Evolutionary biologists and doctors are needed to come together to better understand diseases and why and how they originated. The problem with medicine today is that they are focusing on how a disease is affecting a person and not how the disease even got there. They focus on the “what” and “how” and not the “why.” The focus needs to be on both aspects. Doctors also need to understand how the body came to be, instead of just looking at it as a machine (Dybas, 2017).
Antibiotic resistance is an example of natural selection through random mutation. Only the leftover strong bacteria survive and mutate. This is a severe problem facing the medical world that can be explained through evolution. Narrow spectrum antibiotics can decrease the risk of antibiotic resistance. The speed of infectious diseases evolving is leaving humans more vulnerable to the disease (Antibiotic Resistance, n.d.).
Evolution has not been perfect with developing some parts of the human body. For example, the human eye has a blind spot where there are no photoreceptors (rods or cones) in the optic disk. On the other hand, the octopus eye has no blind spot. DNA replication errors are also a limitation to the human body. Darwinian medicine focuses on how nothing in the body can be perfect; things must have a tradeoff (Neese, n.d.).
Applied evolution can also explain the death of ten people in the Four Corners area of the southwest of America in the spring of 1993. Phylogenetic analysis discovered that the people had died from a new viral strain related to the Hantaviruses of the Old World. The host of the virus was deer mice and humans caught the disease by breathing in feces and urine. Phylogenetic analysis has also identified an antivenin for a snake bite. It showed that the Bardick snake is closely related to the death adder. The death adder antivenin works for bites from Bardick snakes (Cracraft, n.d.).
Evolution is about changing and adapting to the environment. The human genome is a good example to look at what genes have evolved successfully. The human genome project was completed in 2003, but what is now being studied is noncoding DNA. Noncoding DNA makes up about 98.5% of the total DNA and can control the expression of genes that deal with chromosome replication (Litwack, 2018). A study was done comparing regions of the genome of vertebrates and humans. A target area was human chromosome seven, which contains the gene that when mutated cause cystic fibrosis (Dybas, 2017).

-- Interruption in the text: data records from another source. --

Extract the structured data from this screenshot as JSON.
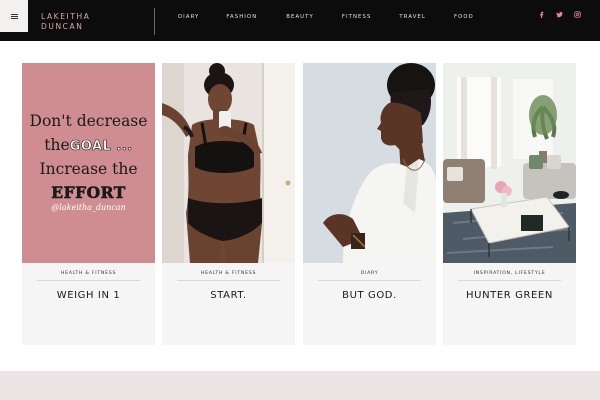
{
  "header": {
    "logo_line1": "LAKEITHA",
    "logo_line2": "DUNCAN",
    "nav": [
      "DIARY",
      "FASHION",
      "BEAUTY",
      "FITNESS",
      "TRAVEL",
      "FOOD"
    ],
    "social_icons": [
      "facebook-icon",
      "twitter-icon",
      "instagram-icon"
    ]
  },
  "colors": {
    "header_bg": "#0c0c0c",
    "logo": "#dca8a8",
    "quote_card_bg": "#cf8d92",
    "footer_band": "#ebe4e4"
  },
  "posts": [
    {
      "category": "HEALTH & FITNESS",
      "title": "WEIGH IN 1",
      "quote": {
        "line1": "Don't decrease",
        "line2_a": "the",
        "line2_b": "GOAL ...",
        "line3": "Increase the",
        "line4": "EFFORT",
        "handle": "@lakeitha_duncan"
      }
    },
    {
      "category": "HEALTH & FITNESS",
      "title": "START."
    },
    {
      "category": "DIARY",
      "title": "BUT GOD."
    },
    {
      "category": "INSPIRATION, LIFESTYLE",
      "title": "HUNTER GREEN"
    }
  ]
}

Emerging infectious diseases that are viruses are caused by RNA viruses. This means that they evolve fast and their evolution and mutation rates are high in humans and mammals. A good trait of infectious diseases is being able to go from animals to human and then have human to human spread of the disease. AIDS is a disease that can do this. In West Africa, the logging industry exposed humans to primates that carry the viral relative to HIV. Therefore, HIV went from primates to humans and from there spread to other humans. After this disease kept spreading the concept came about that the closer in evolutionary time between the donor and recipient of the disease, the more likely the virus will spread (Dybas, 2017).
In conclusion, evolution still widely impacts today’s medicine from the evolution of diseases to understanding why humans have certain body parts. Doctors should refer to it more to really understand their patients. If doctors did not look back at evolution, they would have no idea how a virus came about or why it is now in humans. Diseases are constantly changing, so it is important to study these changes to better make the vaccines and control the spread of the disease. Human medicine is always evolving so applying evolution is needed.